I read with interest the op-ed from Joanne Hamilton concerning her parents who are now “orphan patients.” The responses from Vanessa Hammond and Dr. Robin Saunders suggest solutions that offer a realistic and optimistic future. (“Physician shortage is now a crisis situation,” comment, Aug. 31; “Physician shortage doesn’t have to be a crisis,” comment, Sept. 5; “Victoria’s doctors strive to improve patient care,” comment, Sept. 19.)

The declaration of an “opioid emergency” enabled expedited remedial measures to be put into place. I suggest that a “family practice emergency” should be declared to enable similar accelerated interventions. The ideas of the Victoria Health Co-Op are very welcome, but will take time to institute.

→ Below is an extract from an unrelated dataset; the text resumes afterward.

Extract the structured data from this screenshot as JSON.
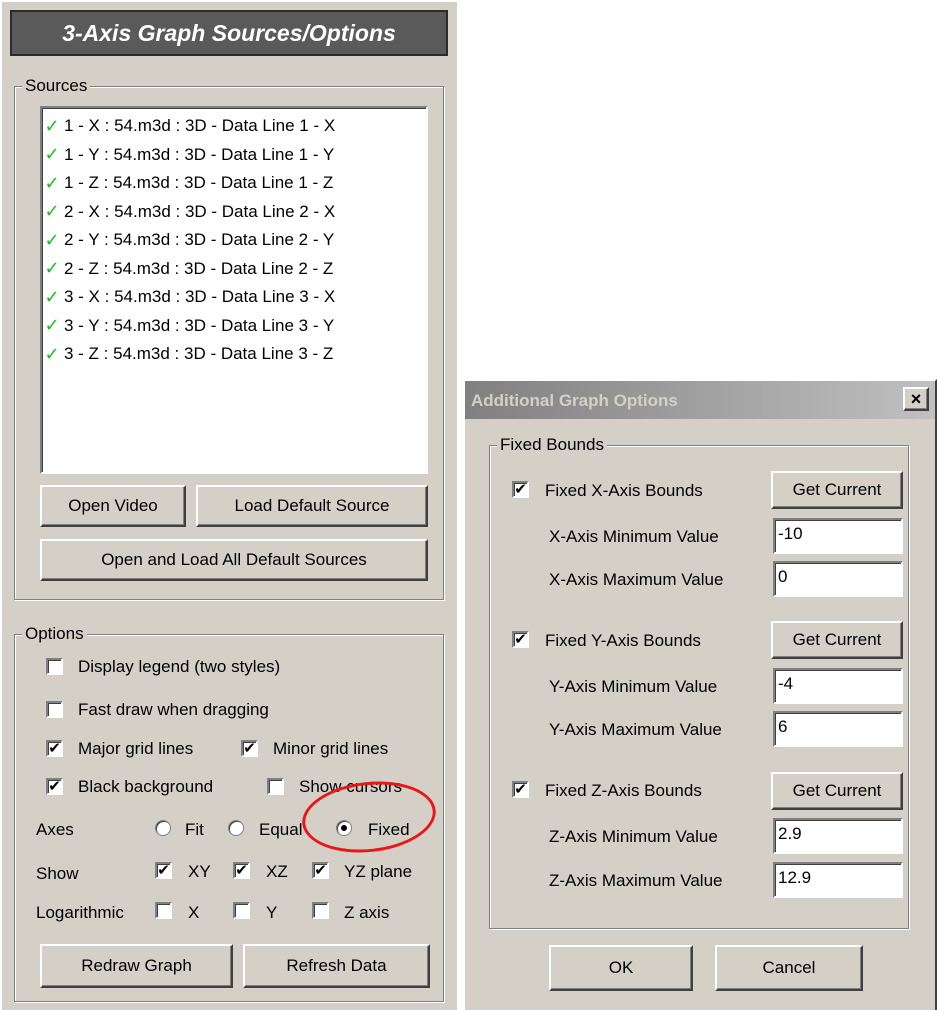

One of my late mother’s favourite expressions was: “While the grass is growing, the horse is starving.”

I am particularly sensitive to the subject of orphan patients at the moment because I retired from family practice early in 2015. After great difficulty, I found a physician to continue the care of my patients, but because of a serious medical condition she was unable to continue.

She and I spent a long time trying to find physicians in the community to undertake the care of her sickest patients.

Unfortunately, family practice and/or Victoria were insufficient to retain one young female physician who had adopted several of my orphans, so they are re-orphaned.

One patient is a young woman who is wheelchair-bound with cerebral palsy. She does not let this hold her back in any way. She has a full-time job and is mother to two little girls whom she and her husband care for completely. She lives a full and active life, contributing to her community in many aspects.

She is diligent in maintaining her strength and health through regular exercise and physical therapy. Still, she is in desperate need of a family physician to assess and co-ordinate her multiple needs, which is essential to her ongoing quality of life.

The other patient who worries me is a youngster of about five years old who has a cancer of the kidney. This was detected early and he is doing well. He requires the sort of care that cannot be delivered in a fragmented form, as in an urgent-care clinic. Currently, he is being followed by a pediatrician, but this is not the appropriate role for that specialist, who then is delayed from seeing more urgent new referrals.

I have approached several colleagues asking them to adopt these patients, but they really are full. They think, quite appropriately, it would be unsafe to take on more than their current patient (over)load.

I have already called in so many favours around town that my credence is exhausted.

We are not going to be able to get more physicians any time soon. It will take many years to graduate a significant number of practice-ready doctors.

What we need to do now is to make the current physicians more productive, and less burdened by unnecessary paperwork and bureaucracy — until the community health centres are up and going.

These suggestions could begin to be effective by the end of this year:

• Provide each physician with a typist service, as has long been provided to hospital physicians.

• Compensate family physicians a quarter of an office-visit fee for the responsibility and time involved in repeating prescriptions of their own patients; these are more safely prescribed by the family physician who has access to the medical record, and not infrequently the patient might not need to come to the office.

• Encourage physicians to form groups of four or more doctors (which are proven to be more effective and more efficient) by offering a one-time grant to cover the cost of amalgamating and moving offices.

• Integrate and co-ordinate public-health nurses to work in close liaison within group practices.

• Eliminate, or at least simplify, the form-filling needed for a patient to access “special authority drugs.”

It will not be cheap — but it will be less expensive than graduating more and more physicians who might even then fail to embrace family practice. Most family physicians want to reduce the number of “orphans,” and they can do it if bureaucratic barriers are smoothed out, and out-of-date patterns of practice and remuneration are energetically reviewed.

Chris Pengilly, formerly of Tuscany Medical Clinic, is a part-time family physician.